Tweaking aside, I can’t wait to get out of my depth on this bike. It’s certainly going to be loads of fun exploring our limits on a bike that has so much potential for epic rides and attacking rowdy trails. Hopefully the NS Synonym is the one bike that can truly claim to do both of these jobs well.
NS Synonym TR 2: month 2
Bike parks are not the usual domain for XC-style whippets, but the NS Synonym seems to lap it up anyway. As I stated last month, its modern geometry inspires confidence but can get you into trouble if the tracks are rough and loose. Seeing as most bike parks have a good selection of groomed trails, I’ve enjoyed the speed and ease at which this bike rips through the flow trails and red-line jumps at Windhill. In fact, I’ve never ridden an XC bike that has made me feel so confident. What’s more, it’s a breeze to pedal back up, which is a massive bonus as I much prefer to ride than push.
To boost the bike’s potential I have made a number of small changes to the spec; fitting a wider, higher-rise bar and a shorter stem. I’m hoping the vibration-damping Spank Oozy Trail 780 Vibrocore bar will make up for the lack of fork travel, and I instantly noticed how much easier the bike is to manual with the shorter, 48mm Split stem.
Interestingly the modified riding position hasn’t degraded the bike’s climbing ability, even if the higher front end has certainly helped in the steeper chutes that I’ve ridden.
One niggle is with the Fox lockout lever. It’s a bit plasticky and its function is counterintuitive — depressing the lever and tensioning the cable opens the damping on both the fork and shock. Releasing the lever locks out the suspension and requires very little thumb force (there’s a faint click). This is fine once you are used to it, which I’m not, so I’ve mounted it further inboard on the bar as it’s easy to knock accidentally when I’m searching for the dropper remote. So much so, that on a couple of occasions I have got to the bottom of a rocky downhill and discovered that I had mistakenly released the lever and have been descending on an almost rigid bike.
Now, as much as I loved riding fully rigid in 1989, I wasn’t quite expecting time travel and the subsequent arm pump that I have encountered at the push of a button. Initially I put it down to rider error, but having moved the remote inboard, it’s happened a couple of times, so it’s definitely releasing by itself in larger rock gardens and on stutter bumps.
I have played around with the cable tension and it seems better now, but I will be speaking to Fox about solving the problem once and for all.
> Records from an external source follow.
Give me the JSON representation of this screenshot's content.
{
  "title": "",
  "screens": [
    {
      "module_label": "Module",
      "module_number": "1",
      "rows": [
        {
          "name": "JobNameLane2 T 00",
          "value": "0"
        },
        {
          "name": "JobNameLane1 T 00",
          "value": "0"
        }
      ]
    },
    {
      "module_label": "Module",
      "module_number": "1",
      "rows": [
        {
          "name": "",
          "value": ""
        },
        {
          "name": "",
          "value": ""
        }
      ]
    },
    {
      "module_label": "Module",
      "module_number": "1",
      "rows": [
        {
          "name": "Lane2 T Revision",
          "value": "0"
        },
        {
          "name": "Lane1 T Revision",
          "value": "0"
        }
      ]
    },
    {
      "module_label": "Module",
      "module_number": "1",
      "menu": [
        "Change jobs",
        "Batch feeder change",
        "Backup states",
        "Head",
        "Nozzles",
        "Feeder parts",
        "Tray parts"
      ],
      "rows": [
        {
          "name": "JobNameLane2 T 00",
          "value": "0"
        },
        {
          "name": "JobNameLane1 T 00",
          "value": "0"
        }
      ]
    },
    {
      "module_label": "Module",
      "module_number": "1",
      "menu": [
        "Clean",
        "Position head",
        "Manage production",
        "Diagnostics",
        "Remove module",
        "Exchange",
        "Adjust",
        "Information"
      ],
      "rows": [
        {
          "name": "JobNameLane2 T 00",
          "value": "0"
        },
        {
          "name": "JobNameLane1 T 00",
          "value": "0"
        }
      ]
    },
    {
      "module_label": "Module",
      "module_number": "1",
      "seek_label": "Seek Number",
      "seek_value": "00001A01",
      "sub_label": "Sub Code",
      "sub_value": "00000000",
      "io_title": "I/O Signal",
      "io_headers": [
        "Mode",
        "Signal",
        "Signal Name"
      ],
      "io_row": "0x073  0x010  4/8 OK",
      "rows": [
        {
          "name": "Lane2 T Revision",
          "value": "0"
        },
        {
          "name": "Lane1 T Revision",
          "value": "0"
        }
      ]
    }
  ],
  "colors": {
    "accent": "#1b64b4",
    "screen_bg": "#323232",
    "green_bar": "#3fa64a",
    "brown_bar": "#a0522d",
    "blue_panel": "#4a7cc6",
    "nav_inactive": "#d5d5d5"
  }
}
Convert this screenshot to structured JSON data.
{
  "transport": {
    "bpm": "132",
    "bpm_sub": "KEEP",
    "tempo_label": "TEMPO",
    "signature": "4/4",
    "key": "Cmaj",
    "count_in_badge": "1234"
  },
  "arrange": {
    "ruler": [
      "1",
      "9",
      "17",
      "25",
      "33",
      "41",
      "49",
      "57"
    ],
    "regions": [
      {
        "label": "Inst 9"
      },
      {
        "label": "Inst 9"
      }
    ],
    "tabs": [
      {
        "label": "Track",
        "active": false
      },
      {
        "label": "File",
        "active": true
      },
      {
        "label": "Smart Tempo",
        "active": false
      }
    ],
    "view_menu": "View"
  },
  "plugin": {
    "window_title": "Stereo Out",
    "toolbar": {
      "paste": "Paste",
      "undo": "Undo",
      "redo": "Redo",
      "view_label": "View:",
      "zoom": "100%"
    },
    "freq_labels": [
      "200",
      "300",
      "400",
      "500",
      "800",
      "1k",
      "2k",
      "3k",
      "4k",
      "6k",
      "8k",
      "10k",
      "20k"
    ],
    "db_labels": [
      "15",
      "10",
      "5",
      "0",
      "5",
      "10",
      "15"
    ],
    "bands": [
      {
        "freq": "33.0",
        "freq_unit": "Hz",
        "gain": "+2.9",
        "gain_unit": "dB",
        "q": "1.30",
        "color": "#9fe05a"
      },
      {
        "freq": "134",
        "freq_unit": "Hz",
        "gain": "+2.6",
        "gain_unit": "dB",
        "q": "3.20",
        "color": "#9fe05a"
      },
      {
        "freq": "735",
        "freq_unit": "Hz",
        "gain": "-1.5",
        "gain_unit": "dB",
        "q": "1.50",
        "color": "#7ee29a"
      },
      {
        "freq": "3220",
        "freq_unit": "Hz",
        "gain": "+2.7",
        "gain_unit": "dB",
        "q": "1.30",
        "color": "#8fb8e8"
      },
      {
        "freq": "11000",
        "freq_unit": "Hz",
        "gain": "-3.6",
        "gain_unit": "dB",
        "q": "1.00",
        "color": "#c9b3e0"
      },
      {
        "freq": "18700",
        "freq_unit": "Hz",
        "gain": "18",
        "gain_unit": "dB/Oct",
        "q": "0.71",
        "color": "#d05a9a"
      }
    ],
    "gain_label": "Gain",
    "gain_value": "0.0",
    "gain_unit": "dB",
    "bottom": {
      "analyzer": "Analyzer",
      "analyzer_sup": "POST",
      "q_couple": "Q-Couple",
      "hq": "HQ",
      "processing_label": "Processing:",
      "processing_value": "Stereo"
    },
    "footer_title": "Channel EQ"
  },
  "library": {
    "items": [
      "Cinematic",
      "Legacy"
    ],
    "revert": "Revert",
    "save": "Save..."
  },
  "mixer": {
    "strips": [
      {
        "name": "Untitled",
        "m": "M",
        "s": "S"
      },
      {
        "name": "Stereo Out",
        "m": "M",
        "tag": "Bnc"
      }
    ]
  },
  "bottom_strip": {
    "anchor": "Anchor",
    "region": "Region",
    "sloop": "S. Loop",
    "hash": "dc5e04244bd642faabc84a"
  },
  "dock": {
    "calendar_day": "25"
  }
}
I’ll update you with my progress next month.
NS Synonym TR 2: month 3
It feels like the rain hasn’t stopped in the south for over a month now. And although I’m blessed with some great winter riding gear, the bike still needs a regular deep clean and more maintenance this time of year. But that’s what bike testing is all about, right? And it does mean that I’ve ridden in some pretty horrid conditions, which has highlighted a couple of shortcomings in the Synonym TR.
The first one is tyre choice. The original Maxxis Rekon/Ikon combo was quickly replaced by a meatier WTB Vigilante/Trail Boss mix, but now it’s so sloppy I’ve switched to a Vigilante on the rear too. With the bike in the stand, I also upgraded the wheels to All Mountain Carbons from Hunt. Not only did they chop off a substantial amount of rotational weight, the wider rim profile and subsequent lower tyre pressures have given me greater confidence in sloppy ruts and extra grip when needed most.
After riding in a storm of biblical proportions, the SRAM Level front brake developed a strange judder when applied, the lower legs of the Fox 34 Step-Cast fork dancing around like pre-teens at a junior disco. Inspecting the pads and rotor revealed some inconsistency in pad-wear and a strange residue left on the rotor. I gave both a quick clean, reset the pistons and that seems to have cured it. I can’t fault the performance of the fork though, even if the geometry of the Synonym means a Fox 36 wouldn’t look out of place up front.